“An assessment like this is great,” Arroyo said as we waited for my results. “It keeps you focused on what you are trying to accomplish.”
He said generally, exercise and nutrition are the two most common areas for improvement when an individual is trying to lower their body fat composition. However, when people come in and look lean but show high numbers, Arroyo asks if they have seen a doctor for high cholesterol or blood sugar, as they are indicators that should be checked out.
I nodded as Arroyo printed out my results: 25.9 percent – which falls under the excess-fat category. I glanced at my stomach, quietly telling it that I knew it was hiding the fat there and that it needed to go. However, Arroyo was quick to point out that my stats weren’t unusual, but anything above 30 percent, or below five percent, is a risky state. He also explained the energy expenditure results of my assessment.
“Right now, at rest, you are burning 1,585 calories per day,” he said. “Depending on your activity level, that number goes up.”
Arroyo explained that since I attend squadron physical training every other day, and work out with weights five days a week, I would classify as “very active.” This bumped my daily calories burned to 3,297. However, Arroyo also made sure to tell me if I’m eating poorly or taking in more calories than I burn, I will gain weight and accumulate fat. He encouraged me to come back to take the assessment again.

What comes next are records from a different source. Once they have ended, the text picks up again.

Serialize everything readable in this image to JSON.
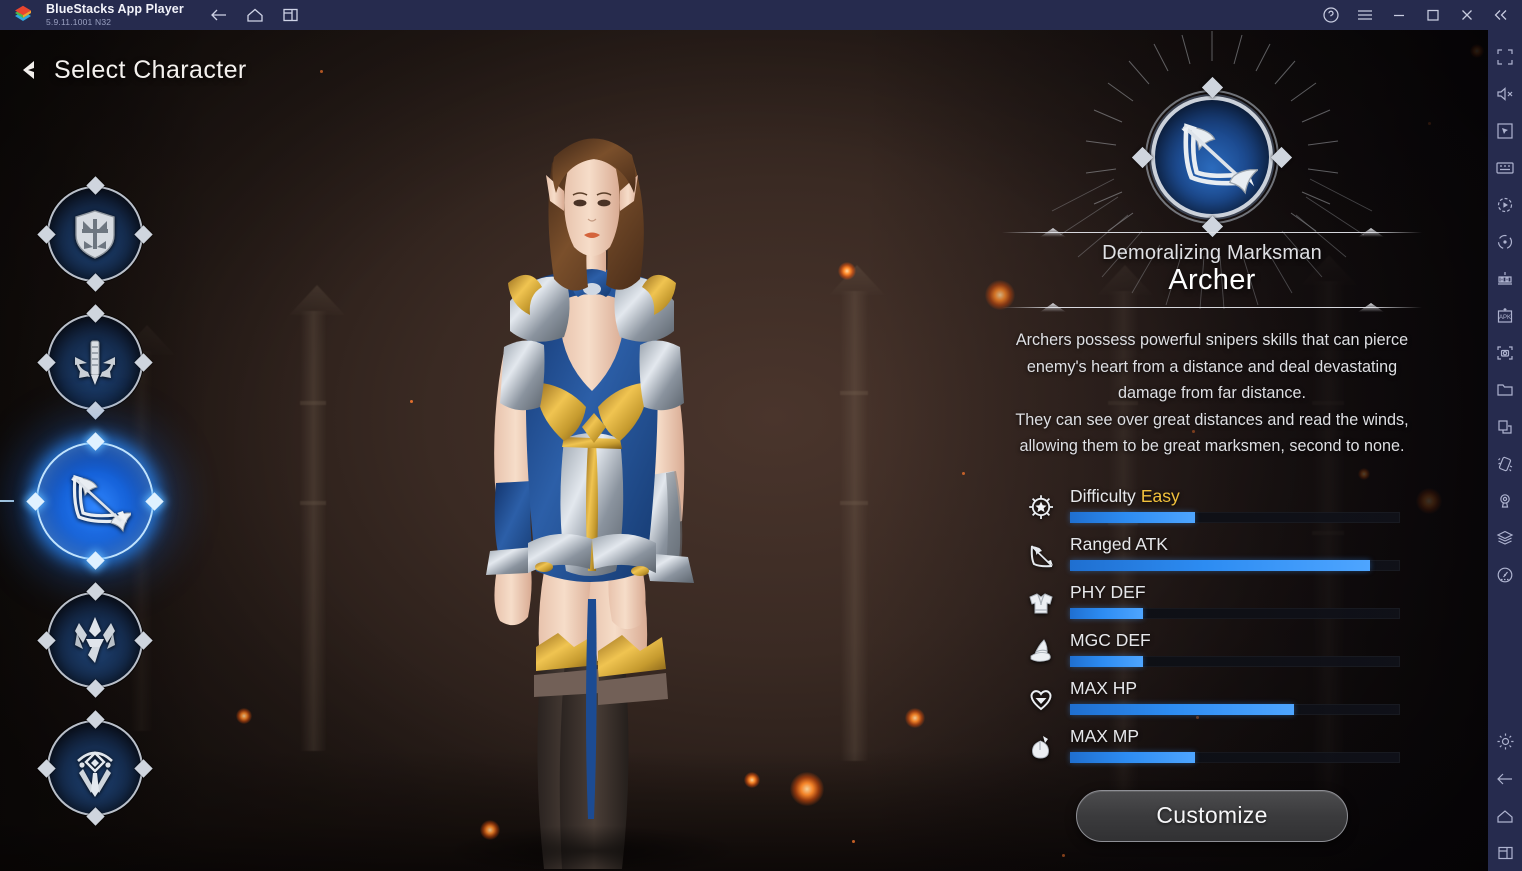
{
  "titlebar": {
    "app_name": "BlueStacks App Player",
    "version": "5.9.11.1001  N32",
    "nav": [
      {
        "name": "back-arrow-icon",
        "label": "Back"
      },
      {
        "name": "home-icon",
        "label": "Home"
      },
      {
        "name": "multi-instance-icon",
        "label": "Multi-instance"
      }
    ],
    "window_controls": [
      {
        "name": "help-icon",
        "label": "Help"
      },
      {
        "name": "menu-icon",
        "label": "Menu"
      },
      {
        "name": "minimize-icon",
        "label": "Minimize"
      },
      {
        "name": "maximize-icon",
        "label": "Maximize"
      },
      {
        "name": "close-icon",
        "label": "Close"
      },
      {
        "name": "collapse-sidebar-icon",
        "label": "Collapse sidebar"
      }
    ]
  },
  "toolbar": {
    "items": [
      {
        "name": "fullscreen-icon",
        "label": "Full screen"
      },
      {
        "name": "mute-icon",
        "label": "Mute"
      },
      {
        "name": "cursor-pointer-icon",
        "label": "Pointer"
      },
      {
        "name": "keyboard-controls-icon",
        "label": "Game controls"
      },
      {
        "name": "macro-recorder-icon",
        "label": "Macro recorder"
      },
      {
        "name": "rotate-icon",
        "label": "Rotate"
      },
      {
        "name": "multi-instance-manager-icon",
        "label": "Multi-instance manager"
      },
      {
        "name": "install-apk-icon",
        "label": "Install APK"
      },
      {
        "name": "screenshot-icon",
        "label": "Screenshot"
      },
      {
        "name": "media-manager-icon",
        "label": "Media manager"
      },
      {
        "name": "copy-paste-icon",
        "label": "Copy to/from"
      },
      {
        "name": "shake-icon",
        "label": "Shake"
      },
      {
        "name": "location-icon",
        "label": "Location"
      },
      {
        "name": "layers-icon",
        "label": "Layers"
      },
      {
        "name": "disk-cleanup-icon",
        "label": "Disk cleanup"
      }
    ],
    "bottom_items": [
      {
        "name": "settings-gear-icon",
        "label": "Settings"
      },
      {
        "name": "back-arrow-icon",
        "label": "Back"
      },
      {
        "name": "home-icon",
        "label": "Home"
      },
      {
        "name": "recents-icon",
        "label": "Recent apps"
      }
    ]
  },
  "game": {
    "page_title": "Select Character",
    "back_button_label": "Back",
    "class_rail": [
      {
        "name": "class-warrior",
        "glyph": "shield-sword-icon",
        "selected": false
      },
      {
        "name": "class-knight",
        "glyph": "greatsword-icon",
        "selected": false
      },
      {
        "name": "class-archer",
        "glyph": "bow-arrow-icon",
        "selected": true
      },
      {
        "name": "class-mage",
        "glyph": "crown-spike-icon",
        "selected": false
      },
      {
        "name": "class-assassin",
        "glyph": "rune-dagger-icon",
        "selected": false
      }
    ],
    "info": {
      "emblem_icon": "bow-arrow-icon",
      "subtitle": "Demoralizing Marksman",
      "name": "Archer",
      "description": "Archers possess powerful snipers skills that can pierce enemy's heart from a distance and deal devastating damage from far distance.\nThey can see over great distances and read the winds, allowing them to be great marksmen, second to none.",
      "stats": [
        {
          "name": "stat-difficulty",
          "icon": "compass-star-icon",
          "label": "Difficulty",
          "value": "Easy",
          "fill_pct": 38
        },
        {
          "name": "stat-ranged-atk",
          "icon": "bow-icon",
          "label": "Ranged ATK",
          "value": "",
          "fill_pct": 91
        },
        {
          "name": "stat-phy-def",
          "icon": "armor-shirt-icon",
          "label": "PHY DEF",
          "value": "",
          "fill_pct": 22
        },
        {
          "name": "stat-mgc-def",
          "icon": "wizard-hat-icon",
          "label": "MGC DEF",
          "value": "",
          "fill_pct": 22
        },
        {
          "name": "stat-max-hp",
          "icon": "heart-icon",
          "label": "MAX HP",
          "value": "",
          "fill_pct": 68
        },
        {
          "name": "stat-max-mp",
          "icon": "potion-flask-icon",
          "label": "MAX MP",
          "value": "",
          "fill_pct": 38
        }
      ],
      "customize_label": "Customize"
    },
    "colors": {
      "accent_blue": "#2d8cf2",
      "highlight_yellow": "#f2c13c",
      "bar_track": "#101219",
      "panel_text": "#dedfe3",
      "bluestacks_chrome": "#262b4e"
    }
  }
}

“A person can do this test three months later, after adopting a fitness program and sticking with it,” he said. “The more tests we have, the easier it is to solidly track the progress of fat loss.”
Before I left, he also made sure to explain the time required to make a fitness lifestyle change.
“Change in body composition doesn’t happen overnight,” Arroyo said. “It takes hard work and dedication. For most people looking to make a lifestyle change, we expect it to take three months before a significant change is realized.”
As I left, I realized, even though my number was higher than I wanted, I was still maintaining an active lifestyle. The BOD POD assessment simply gave me a good measure as to where I need to make changes in order to lower my body fat composition, which for me would be better nutritional choices and more cardio. The entire process wasn’t invasive, or even uncomfortable, and I left the HAWC feeling a lot more educated about where my fitness goals should be taking me.